You’re afraid you have no talent.
You’re afraid you’ll be rejected or criticized or ridiculed or misunderstood or—worst of all—ignored.
You’re afraid there’s no market for your creativity, and therefore no point in pursuing it.
You’re afraid somebody else already did it better.
You’re afraid everybody else already did it better.
You’re afraid somebody will steal your ideas, so it’s safer to keep them hidden forever in the dark.
You’re afraid you won’t be taken seriously.
You’re afraid your work isn’t politically, emotionally, or artistically important enough to change anyone’s life.
You’re afraid your dreams are embarrassing.
You’re afraid that someday you’ll look back on your creative endeavors as having been a giant waste of time, effort, and money.
You’re afraid you don’t have the right kind of discipline.
You’re afraid you don’t have the right kind of work space, or financial freedom, or empty hours in which to focus on invention or exploration.
You’re afraid you don’t have the right kind of training or degree.
You’re afraid you’re too fat. (I don’t know what this has to do with creativity, exactly, but experience has taught me that most of us are afraid we’re too fat, so let’s just put that on the anxiety list, for good measure.)
You’re afraid of being exposed as a hack, or a fool, or a dilettante, or a narcissist.
You’re afraid of upsetting your family with what you may reveal.
You’re afraid of what your peers and coworkers will say if you express your personal truth aloud.
You’re afraid of unleashing your innermost demons, and you really don’t want to encounter your innermost demons.
You’re afraid your best work is behind you.
You’re afraid you never had any best work to begin with.
You’re afraid you neglected your creativity for so long that now you can never get it back.
You’re afraid you’re too old to start.
You’re afraid you’re too young to start.
You’re afraid because something went well in your life once, so obviously nothing can ever go well again.
You’re afraid because nothing has ever gone well in your life, so why bother trying?
You’re afraid of being a one-hit wonder.
You’re afraid of being a no-hit wonder . . .
Listen, I don’t have all day here, so I’m not going to keep listing fears.

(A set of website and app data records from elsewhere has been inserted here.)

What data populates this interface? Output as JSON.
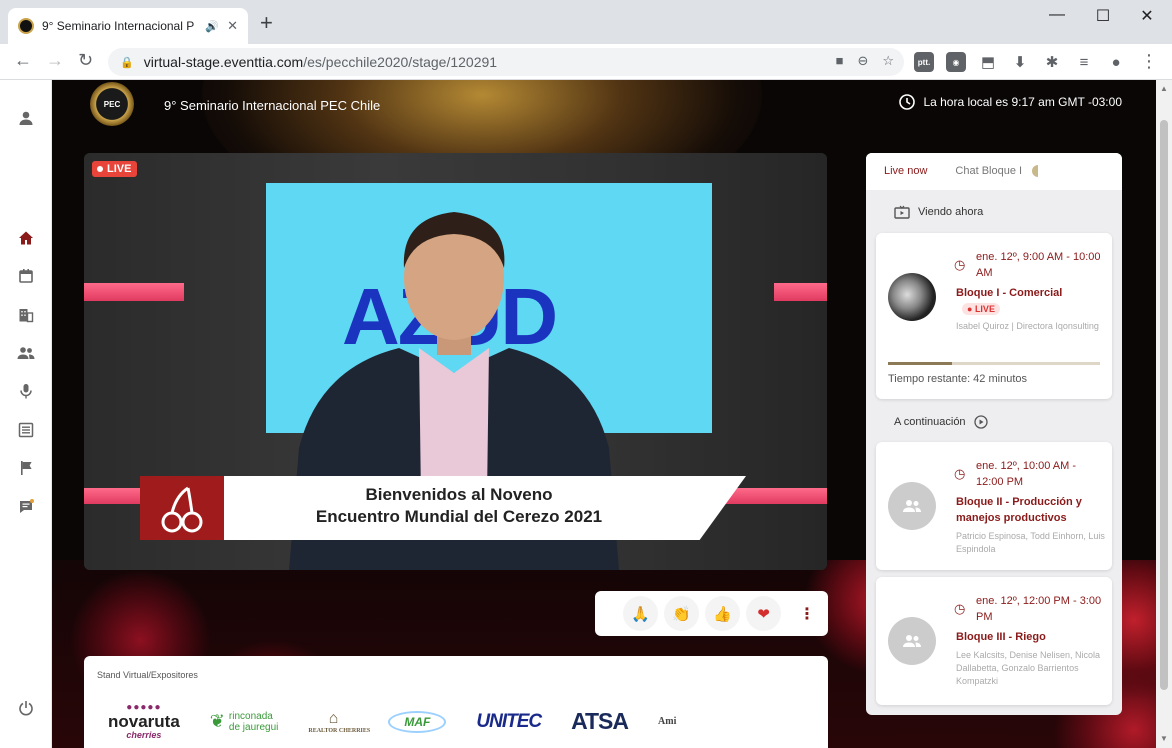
{
  "browser": {
    "tab_title": "9° Seminario Internacional P",
    "url_host": "virtual-stage.eventtia.com",
    "url_path": "/es/pecchile2020/stage/120291",
    "extensions": [
      "ptt."
    ]
  },
  "header": {
    "logo_text": "PEC",
    "event_title": "9° Seminario Internacional PEC Chile",
    "local_time": "La hora local es 9:17 am GMT -03:00"
  },
  "video": {
    "live_label": "LIVE",
    "screen_word": "AZUD",
    "lower_third_line1": "Bienvenidos al Noveno",
    "lower_third_line2": "Encuentro Mundial del Cerezo 2021"
  },
  "reactions": [
    "🙏",
    "👏",
    "👍",
    "❤"
  ],
  "stand": {
    "title": "Stand Virtual/Expositores",
    "logos": [
      "novaruta",
      "cherries",
      "rinconada",
      "de jauregui",
      "REALTOR CHERRIES",
      "MAF",
      "UNITEC",
      "ATSA",
      "Ami"
    ]
  },
  "panel": {
    "tabs": [
      "Live now",
      "Chat Bloque I"
    ],
    "now_heading": "Viendo ahora",
    "next_heading": "A continuación",
    "current": {
      "time": "ene. 12º, 9:00 AM - 10:00 AM",
      "title": "Bloque I - Comercial",
      "live": "LIVE",
      "speakers": "Isabel Quiroz | Directora Iqonsulting",
      "progress": 0.3,
      "remaining": "Tiempo restante: 42 minutos"
    },
    "upcoming": [
      {
        "time": "ene. 12º, 10:00 AM - 12:00 PM",
        "title": "Bloque II - Producción y manejos productivos",
        "speakers": "Patricio Espinosa, Todd Einhorn, Luis Espindola"
      },
      {
        "time": "ene. 12º, 12:00 PM - 3:00 PM",
        "title": "Bloque III - Riego",
        "speakers": "Lee Kalcsits, Denise Nelisen, Nicola Dallabetta, Gonzalo Barrientos Kompatzki"
      }
    ]
  },
  "colors": {
    "accent": "#8b1a1a",
    "live": "#e8443a"
  }
}
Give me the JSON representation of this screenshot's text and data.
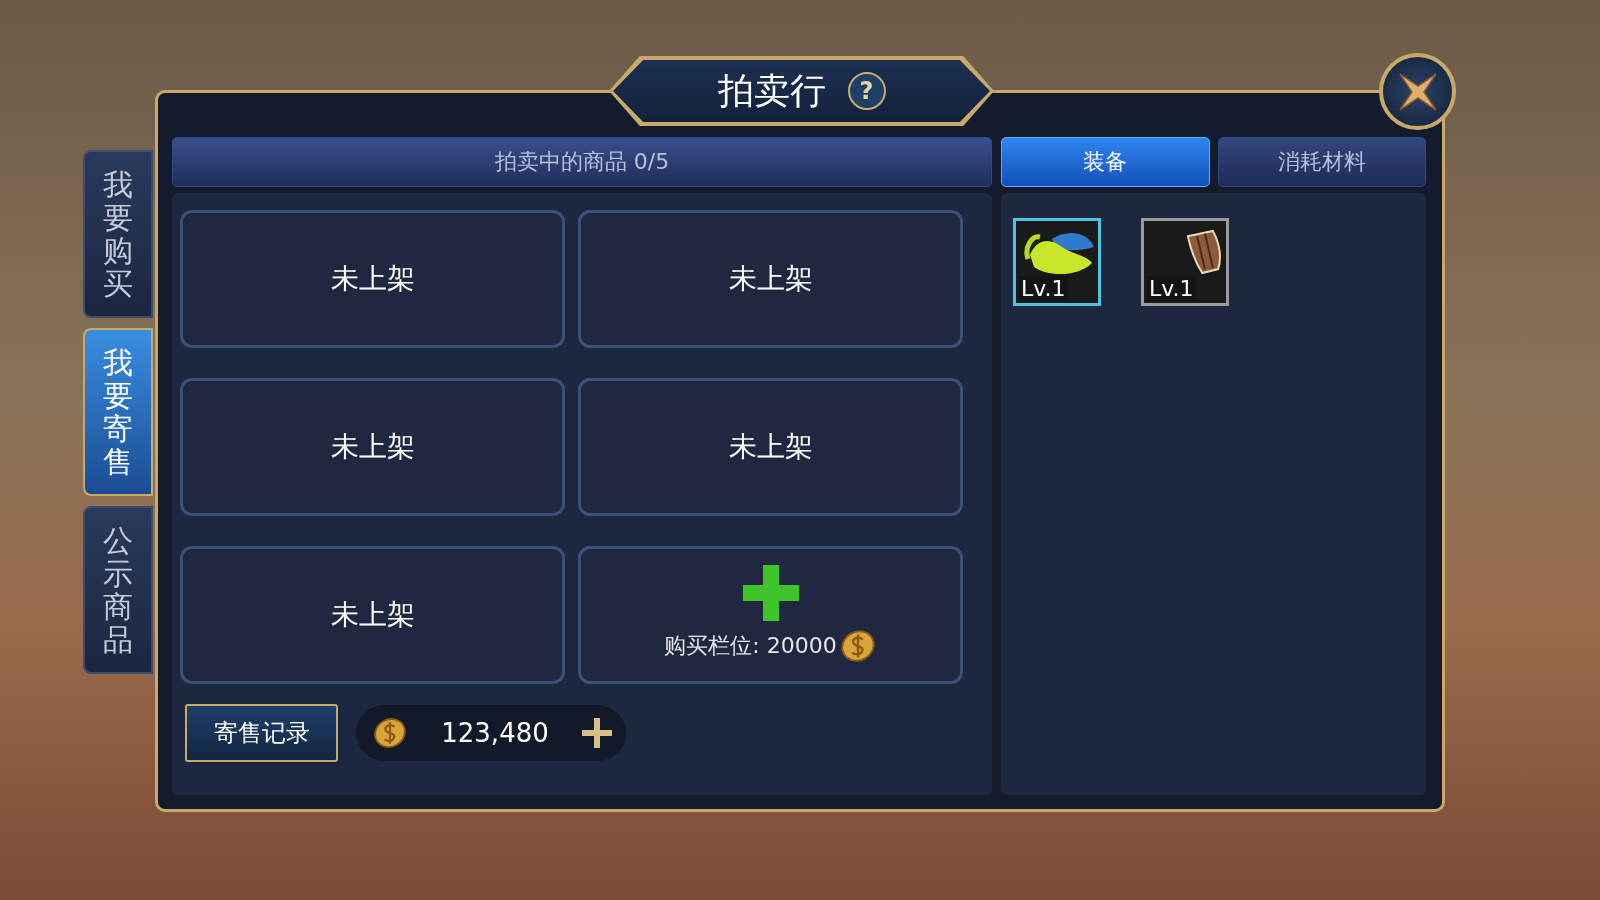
{
  "title": "拍卖行",
  "help": "?",
  "side_tabs": [
    {
      "label": "我要购买",
      "selected": false
    },
    {
      "label": "我要寄售",
      "selected": true
    },
    {
      "label": "公示商品",
      "selected": false
    }
  ],
  "listing_bar": {
    "label": "拍卖中的商品 0/5"
  },
  "category_tabs": [
    {
      "label": "装备",
      "selected": true
    },
    {
      "label": "消耗材料",
      "selected": false
    }
  ],
  "slots": [
    {
      "kind": "empty",
      "label": "未上架"
    },
    {
      "kind": "empty",
      "label": "未上架"
    },
    {
      "kind": "empty",
      "label": "未上架"
    },
    {
      "kind": "empty",
      "label": "未上架"
    },
    {
      "kind": "empty",
      "label": "未上架"
    },
    {
      "kind": "buy",
      "label": "购买栏位: 20000"
    }
  ],
  "history_button": "寄售记录",
  "gold": "123,480",
  "inventory": [
    {
      "kind": "helmet",
      "level": "Lv.1",
      "color": "#4cc3e0"
    },
    {
      "kind": "shield",
      "level": "Lv.1",
      "color": "#9a9a9a"
    }
  ]
}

It’s a bottomless list, anyhow, and a depressing one. I’ll just wrap up my summary this way: SCARY, SCARY, SCARY.
Everything is so goddamn scary.